<p class="full-name">{{ team_member.full_name }}</p> <!-- full name -->
<p class="title">{{ team_member.title }}</p> <!-- title -->
<div class="button blue-btn">View Bio</div> <!-- button that triggers Fancybox modal; you can add an existing class here to match sitewide buttons, as we've done with "blue-btn" -->

<div style="display: none;max-width:850px;" id="{{ loop.index }}"> <!-- for the Fancybox modal to open properly, we need unique IDs. The use of loop.index numbers each repeater (1, 2, 3) so we have unique IDs -->

<!-- Fancybox modal begins -->
<div class="row-fluid">
<div class="span8">
<p class="full-name">{{ team_member.full_name }}</p> <!-- full name -->
<p data-selectable="true">{{ team_member.biography }}</p> <!-- biography -->
<!-- Fancybox modal ends -->


</div> <!-- team-member ends -->

{% endfor %}

</div> <!-- team-wrapper parent container ends -->

<script src=""></script> <!-- for Fancybox -->

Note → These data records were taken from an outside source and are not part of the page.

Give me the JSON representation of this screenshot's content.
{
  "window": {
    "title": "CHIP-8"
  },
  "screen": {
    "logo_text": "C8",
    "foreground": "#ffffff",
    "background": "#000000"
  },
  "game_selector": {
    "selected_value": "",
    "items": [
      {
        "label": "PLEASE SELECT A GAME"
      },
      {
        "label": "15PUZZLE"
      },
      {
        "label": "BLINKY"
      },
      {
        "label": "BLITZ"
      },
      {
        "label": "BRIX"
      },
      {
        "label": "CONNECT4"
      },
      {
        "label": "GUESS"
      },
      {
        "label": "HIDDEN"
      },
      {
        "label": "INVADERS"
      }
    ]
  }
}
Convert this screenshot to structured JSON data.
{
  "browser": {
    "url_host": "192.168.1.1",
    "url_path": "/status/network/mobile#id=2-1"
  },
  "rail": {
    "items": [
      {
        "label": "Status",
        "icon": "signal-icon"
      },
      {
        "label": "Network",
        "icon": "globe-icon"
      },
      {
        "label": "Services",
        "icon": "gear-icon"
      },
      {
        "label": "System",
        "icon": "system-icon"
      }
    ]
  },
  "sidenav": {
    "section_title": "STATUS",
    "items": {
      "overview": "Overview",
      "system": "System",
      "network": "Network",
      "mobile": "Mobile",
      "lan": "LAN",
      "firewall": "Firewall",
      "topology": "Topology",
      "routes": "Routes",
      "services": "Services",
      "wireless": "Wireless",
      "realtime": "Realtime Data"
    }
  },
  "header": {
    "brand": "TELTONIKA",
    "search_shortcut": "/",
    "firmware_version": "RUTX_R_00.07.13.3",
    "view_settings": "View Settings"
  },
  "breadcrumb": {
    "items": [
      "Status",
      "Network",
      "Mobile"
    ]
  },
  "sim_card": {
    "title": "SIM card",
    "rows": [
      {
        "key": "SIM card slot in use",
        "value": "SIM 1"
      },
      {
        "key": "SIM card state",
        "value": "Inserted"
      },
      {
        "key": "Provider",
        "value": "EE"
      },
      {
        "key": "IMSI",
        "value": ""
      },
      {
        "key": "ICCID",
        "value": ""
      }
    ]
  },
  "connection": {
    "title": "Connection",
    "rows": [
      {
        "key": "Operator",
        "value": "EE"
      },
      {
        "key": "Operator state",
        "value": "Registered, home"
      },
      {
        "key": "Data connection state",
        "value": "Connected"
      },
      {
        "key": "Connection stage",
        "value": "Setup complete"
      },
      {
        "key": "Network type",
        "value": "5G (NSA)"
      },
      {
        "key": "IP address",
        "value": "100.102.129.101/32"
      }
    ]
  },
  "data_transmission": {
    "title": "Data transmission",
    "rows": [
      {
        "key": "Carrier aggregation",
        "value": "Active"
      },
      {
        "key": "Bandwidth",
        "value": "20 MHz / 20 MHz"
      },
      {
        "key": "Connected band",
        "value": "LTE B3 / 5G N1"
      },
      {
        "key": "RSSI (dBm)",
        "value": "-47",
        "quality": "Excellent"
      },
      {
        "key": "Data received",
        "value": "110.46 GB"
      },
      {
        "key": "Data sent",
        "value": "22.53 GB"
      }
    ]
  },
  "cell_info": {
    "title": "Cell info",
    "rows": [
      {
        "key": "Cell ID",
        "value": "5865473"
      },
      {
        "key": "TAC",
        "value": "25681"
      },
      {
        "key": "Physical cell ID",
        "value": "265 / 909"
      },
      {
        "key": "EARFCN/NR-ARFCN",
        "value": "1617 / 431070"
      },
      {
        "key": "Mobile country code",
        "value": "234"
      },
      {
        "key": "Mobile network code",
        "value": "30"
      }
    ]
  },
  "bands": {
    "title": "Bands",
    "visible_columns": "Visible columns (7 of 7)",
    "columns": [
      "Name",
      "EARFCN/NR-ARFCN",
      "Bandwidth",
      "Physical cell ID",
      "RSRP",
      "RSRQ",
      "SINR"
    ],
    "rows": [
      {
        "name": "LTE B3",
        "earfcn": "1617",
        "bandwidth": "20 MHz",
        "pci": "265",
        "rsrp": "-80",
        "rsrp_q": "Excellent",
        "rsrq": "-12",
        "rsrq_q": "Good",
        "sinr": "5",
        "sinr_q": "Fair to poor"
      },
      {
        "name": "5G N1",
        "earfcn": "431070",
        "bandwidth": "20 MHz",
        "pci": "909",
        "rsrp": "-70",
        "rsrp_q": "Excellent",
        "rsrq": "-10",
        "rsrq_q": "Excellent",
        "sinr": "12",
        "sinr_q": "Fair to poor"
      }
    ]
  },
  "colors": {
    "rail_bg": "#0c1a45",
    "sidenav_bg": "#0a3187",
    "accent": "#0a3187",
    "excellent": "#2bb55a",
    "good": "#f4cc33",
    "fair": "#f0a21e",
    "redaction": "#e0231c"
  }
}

.row-fluid .span8 {
/* this is a fallback container that ensures the Fancybox modal renders correctly */
width: 100%!important;
.team-wrapper {
/* the parent container on the module. This uses flexbox to align team members in a grid system */
display: flex;
flex-wrap: wrap;
justify-content: center;
.team-member {
/* to work with .team-wrapper. It's currently set as a grid of 4 across */
width: 23%;
margin: 1%;
line-height: 1.5;
position: relative;
margin-bottom: 50px;
.team-member img {
/* this styles the headshot image */
max-width: 200px;
.team-member .full-name {
/* style the Full Name text */
.team-member .title {
/* style the Title text */
.team-member .button {
/* style the View Bio button */
{% endfor %}